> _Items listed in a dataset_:
═══
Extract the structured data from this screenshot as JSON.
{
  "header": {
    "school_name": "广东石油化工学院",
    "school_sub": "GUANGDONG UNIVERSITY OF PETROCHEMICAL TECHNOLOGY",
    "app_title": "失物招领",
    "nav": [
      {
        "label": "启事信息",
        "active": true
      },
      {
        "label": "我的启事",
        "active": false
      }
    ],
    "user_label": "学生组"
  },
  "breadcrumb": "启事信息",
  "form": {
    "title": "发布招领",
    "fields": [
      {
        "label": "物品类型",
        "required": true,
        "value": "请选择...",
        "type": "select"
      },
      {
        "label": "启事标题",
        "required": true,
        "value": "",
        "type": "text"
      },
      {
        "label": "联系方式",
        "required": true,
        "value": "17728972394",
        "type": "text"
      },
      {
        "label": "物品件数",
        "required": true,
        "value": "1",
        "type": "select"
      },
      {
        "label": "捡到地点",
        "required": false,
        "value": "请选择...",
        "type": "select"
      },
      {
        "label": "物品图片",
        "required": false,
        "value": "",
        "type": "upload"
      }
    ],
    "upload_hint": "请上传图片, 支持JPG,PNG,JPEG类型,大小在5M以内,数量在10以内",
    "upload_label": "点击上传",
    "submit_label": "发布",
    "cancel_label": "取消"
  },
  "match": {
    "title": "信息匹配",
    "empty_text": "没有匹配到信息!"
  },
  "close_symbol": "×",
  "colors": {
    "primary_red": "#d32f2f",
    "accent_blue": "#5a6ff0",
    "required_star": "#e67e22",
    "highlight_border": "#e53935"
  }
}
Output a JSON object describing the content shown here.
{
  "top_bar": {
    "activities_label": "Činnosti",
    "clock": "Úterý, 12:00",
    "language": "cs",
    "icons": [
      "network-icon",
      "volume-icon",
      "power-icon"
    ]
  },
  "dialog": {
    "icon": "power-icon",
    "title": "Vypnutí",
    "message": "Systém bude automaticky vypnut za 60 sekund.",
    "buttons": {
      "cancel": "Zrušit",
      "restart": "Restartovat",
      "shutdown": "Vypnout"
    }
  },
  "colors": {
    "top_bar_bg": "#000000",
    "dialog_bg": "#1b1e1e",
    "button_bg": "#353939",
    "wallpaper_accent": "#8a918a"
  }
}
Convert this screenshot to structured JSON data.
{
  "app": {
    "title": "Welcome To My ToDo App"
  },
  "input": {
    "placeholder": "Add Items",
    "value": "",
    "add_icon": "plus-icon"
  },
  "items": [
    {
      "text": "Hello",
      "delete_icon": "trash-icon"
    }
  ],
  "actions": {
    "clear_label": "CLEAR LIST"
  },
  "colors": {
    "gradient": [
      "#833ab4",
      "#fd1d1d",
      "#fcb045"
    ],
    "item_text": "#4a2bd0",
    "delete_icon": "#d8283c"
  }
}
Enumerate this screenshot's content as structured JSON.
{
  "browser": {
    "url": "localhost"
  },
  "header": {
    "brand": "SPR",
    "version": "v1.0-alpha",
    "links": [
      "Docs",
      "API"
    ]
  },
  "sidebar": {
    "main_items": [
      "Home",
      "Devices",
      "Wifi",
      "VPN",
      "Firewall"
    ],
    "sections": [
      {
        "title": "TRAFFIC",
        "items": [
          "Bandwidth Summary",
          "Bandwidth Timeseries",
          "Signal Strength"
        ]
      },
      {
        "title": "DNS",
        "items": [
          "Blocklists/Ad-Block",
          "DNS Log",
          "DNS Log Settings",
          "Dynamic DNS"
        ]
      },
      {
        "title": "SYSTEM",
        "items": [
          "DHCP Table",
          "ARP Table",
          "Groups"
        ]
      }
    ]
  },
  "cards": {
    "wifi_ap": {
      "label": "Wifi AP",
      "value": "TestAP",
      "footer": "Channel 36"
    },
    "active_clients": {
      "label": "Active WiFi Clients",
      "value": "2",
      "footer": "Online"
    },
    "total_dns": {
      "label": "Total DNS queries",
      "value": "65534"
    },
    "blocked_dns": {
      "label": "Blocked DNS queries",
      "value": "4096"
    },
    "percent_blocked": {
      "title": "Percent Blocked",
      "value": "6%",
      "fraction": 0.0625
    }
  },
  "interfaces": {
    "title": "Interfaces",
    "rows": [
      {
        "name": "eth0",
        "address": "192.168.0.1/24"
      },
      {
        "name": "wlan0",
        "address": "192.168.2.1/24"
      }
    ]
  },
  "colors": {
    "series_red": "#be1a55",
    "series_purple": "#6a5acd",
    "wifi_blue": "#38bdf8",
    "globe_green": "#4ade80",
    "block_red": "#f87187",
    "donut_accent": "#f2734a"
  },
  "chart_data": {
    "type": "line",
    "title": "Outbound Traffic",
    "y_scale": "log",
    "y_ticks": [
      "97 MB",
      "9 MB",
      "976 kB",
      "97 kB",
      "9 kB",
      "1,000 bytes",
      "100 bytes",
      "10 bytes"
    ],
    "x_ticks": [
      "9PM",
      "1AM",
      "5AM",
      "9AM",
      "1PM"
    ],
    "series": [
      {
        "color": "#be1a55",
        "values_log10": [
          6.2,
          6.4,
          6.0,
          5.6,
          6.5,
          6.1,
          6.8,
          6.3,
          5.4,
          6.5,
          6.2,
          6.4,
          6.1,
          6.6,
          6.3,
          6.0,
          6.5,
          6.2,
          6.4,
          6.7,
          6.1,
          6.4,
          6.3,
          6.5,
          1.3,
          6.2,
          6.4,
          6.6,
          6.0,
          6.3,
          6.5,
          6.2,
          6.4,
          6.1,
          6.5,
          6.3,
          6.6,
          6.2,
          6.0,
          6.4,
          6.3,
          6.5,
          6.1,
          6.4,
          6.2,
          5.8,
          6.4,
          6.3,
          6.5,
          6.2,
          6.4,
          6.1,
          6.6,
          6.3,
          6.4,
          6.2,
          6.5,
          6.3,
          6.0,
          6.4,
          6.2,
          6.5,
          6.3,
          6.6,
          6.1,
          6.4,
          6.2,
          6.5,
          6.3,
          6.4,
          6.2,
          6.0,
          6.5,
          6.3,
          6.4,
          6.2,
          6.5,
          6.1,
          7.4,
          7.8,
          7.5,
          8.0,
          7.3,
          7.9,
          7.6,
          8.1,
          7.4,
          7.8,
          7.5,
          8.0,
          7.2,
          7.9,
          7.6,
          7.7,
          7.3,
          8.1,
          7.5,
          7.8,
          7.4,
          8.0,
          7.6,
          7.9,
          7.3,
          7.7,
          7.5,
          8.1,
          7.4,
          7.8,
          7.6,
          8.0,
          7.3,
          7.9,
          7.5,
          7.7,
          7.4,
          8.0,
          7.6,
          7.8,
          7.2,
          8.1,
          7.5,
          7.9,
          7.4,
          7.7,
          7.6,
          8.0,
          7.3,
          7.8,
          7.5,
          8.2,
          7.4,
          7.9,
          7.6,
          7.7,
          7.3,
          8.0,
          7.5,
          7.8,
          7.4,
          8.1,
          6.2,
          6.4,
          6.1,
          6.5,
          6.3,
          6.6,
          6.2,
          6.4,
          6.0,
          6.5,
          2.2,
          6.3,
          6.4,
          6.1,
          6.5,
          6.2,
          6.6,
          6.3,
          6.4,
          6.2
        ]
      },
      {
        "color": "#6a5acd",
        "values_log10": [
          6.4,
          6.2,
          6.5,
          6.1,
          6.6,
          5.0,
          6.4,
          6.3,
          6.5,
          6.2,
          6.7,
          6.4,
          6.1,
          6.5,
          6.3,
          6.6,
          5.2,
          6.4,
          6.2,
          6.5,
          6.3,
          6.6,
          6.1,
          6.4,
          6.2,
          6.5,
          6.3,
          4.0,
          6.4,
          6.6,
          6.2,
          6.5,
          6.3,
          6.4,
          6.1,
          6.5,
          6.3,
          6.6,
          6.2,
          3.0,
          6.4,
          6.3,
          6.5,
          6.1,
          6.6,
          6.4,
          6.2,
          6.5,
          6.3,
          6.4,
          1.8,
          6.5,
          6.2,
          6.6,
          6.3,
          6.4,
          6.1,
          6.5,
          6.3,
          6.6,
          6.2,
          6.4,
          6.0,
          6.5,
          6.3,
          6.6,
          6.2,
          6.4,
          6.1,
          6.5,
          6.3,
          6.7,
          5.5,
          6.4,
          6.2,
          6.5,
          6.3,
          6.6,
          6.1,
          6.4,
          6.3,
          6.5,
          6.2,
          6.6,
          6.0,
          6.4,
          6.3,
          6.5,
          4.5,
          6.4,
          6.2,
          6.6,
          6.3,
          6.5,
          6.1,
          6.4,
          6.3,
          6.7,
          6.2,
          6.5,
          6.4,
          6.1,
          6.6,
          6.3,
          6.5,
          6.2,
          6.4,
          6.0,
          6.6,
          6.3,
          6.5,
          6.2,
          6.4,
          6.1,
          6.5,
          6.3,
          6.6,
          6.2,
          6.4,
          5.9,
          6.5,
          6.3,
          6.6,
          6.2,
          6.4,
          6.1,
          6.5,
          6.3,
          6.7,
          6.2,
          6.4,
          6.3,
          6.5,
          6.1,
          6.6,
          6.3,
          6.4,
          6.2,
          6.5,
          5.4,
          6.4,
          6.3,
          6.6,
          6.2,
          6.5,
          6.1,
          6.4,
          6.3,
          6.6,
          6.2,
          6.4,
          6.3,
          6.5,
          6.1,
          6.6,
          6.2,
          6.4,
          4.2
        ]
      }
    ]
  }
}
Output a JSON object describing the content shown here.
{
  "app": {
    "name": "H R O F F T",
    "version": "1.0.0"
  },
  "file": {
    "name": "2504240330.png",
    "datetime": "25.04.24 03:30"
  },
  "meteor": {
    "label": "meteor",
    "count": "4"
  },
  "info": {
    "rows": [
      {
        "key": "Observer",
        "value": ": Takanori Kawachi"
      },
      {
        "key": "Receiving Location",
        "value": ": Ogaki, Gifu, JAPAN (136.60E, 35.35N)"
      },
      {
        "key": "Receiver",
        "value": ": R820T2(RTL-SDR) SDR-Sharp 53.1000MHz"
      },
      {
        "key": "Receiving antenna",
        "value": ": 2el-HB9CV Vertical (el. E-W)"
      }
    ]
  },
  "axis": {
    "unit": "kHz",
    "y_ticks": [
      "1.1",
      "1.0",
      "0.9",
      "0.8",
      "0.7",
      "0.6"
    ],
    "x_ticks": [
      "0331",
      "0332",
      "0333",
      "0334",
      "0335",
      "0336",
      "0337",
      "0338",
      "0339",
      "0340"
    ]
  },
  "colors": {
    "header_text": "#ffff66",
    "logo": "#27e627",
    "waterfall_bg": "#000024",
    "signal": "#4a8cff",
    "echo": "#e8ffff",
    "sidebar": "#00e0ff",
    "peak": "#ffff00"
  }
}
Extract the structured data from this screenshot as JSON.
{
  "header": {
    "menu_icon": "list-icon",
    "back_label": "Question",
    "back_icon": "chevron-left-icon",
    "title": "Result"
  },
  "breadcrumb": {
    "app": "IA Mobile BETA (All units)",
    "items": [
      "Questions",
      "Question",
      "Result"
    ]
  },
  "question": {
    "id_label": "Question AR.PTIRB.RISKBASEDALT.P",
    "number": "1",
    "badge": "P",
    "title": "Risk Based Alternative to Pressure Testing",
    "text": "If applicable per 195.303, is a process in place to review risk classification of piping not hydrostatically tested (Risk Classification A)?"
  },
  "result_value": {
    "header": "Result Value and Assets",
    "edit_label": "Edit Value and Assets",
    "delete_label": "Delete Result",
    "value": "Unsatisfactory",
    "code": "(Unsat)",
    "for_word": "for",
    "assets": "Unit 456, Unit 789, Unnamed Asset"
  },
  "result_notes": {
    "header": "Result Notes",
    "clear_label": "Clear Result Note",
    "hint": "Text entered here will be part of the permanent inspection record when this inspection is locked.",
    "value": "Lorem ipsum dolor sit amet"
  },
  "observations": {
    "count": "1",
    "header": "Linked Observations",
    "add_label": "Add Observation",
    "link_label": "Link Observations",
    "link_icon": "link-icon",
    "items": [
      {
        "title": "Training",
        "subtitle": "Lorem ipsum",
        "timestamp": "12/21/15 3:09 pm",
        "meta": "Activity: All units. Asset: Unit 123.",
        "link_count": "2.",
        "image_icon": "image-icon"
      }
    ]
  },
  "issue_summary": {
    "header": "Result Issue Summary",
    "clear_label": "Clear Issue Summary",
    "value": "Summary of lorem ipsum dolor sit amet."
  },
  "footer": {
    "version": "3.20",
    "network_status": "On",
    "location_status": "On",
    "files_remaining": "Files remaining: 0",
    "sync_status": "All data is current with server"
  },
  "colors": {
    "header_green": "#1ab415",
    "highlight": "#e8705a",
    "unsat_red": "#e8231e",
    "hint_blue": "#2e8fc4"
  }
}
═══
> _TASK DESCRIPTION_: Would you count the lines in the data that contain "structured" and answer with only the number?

> _PROBLEM SOLUTION_: 4